DATA FOR THIS TASK
╭──

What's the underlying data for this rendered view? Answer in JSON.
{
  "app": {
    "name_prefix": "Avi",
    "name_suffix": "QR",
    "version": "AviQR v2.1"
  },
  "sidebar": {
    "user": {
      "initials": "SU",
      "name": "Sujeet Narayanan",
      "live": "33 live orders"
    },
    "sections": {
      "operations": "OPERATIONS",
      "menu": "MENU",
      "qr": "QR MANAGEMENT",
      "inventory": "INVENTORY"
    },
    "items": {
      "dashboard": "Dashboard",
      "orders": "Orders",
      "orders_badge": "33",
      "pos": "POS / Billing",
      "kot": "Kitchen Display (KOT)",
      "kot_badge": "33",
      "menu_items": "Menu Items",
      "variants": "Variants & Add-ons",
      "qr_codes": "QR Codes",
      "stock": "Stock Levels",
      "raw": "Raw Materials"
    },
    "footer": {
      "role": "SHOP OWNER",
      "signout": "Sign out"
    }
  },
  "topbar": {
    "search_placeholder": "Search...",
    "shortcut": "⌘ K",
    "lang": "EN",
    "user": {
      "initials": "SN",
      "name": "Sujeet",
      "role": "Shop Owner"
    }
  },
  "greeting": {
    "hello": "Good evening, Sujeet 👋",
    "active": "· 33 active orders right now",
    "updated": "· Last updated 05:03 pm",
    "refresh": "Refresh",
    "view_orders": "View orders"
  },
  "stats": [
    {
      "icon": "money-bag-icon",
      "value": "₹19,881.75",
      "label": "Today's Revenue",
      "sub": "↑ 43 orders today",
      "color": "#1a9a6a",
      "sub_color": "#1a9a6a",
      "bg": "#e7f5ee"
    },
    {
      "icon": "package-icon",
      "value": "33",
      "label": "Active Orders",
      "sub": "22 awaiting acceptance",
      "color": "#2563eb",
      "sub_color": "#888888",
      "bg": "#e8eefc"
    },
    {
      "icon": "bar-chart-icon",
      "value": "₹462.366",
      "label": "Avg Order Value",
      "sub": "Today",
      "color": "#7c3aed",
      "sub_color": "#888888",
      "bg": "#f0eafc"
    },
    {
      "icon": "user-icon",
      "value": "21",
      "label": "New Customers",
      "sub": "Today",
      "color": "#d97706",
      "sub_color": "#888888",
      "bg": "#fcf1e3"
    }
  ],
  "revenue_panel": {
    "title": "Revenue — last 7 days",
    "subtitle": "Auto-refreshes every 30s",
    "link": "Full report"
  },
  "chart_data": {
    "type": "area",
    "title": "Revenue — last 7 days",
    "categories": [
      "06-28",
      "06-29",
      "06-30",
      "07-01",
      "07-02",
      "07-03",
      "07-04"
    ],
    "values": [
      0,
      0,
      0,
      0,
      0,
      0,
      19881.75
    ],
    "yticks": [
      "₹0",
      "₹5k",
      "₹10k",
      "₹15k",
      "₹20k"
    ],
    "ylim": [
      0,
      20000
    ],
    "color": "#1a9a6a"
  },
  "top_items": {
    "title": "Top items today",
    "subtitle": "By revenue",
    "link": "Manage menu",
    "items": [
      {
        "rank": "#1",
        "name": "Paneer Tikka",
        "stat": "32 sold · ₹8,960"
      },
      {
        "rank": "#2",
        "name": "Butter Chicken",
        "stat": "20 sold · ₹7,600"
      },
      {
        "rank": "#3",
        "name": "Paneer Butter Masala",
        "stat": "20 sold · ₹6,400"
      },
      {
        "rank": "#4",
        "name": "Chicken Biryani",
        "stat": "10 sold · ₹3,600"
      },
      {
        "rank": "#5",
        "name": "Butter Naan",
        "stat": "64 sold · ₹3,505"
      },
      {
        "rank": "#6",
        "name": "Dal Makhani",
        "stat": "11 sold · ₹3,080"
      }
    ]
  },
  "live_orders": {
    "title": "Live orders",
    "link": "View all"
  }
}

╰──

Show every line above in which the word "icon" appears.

ANSWER TO THE PROBLEM
      "icon": "money-bag-icon",
      "icon": "package-icon",
      "icon": "bar-chart-icon",
      "icon": "user-icon",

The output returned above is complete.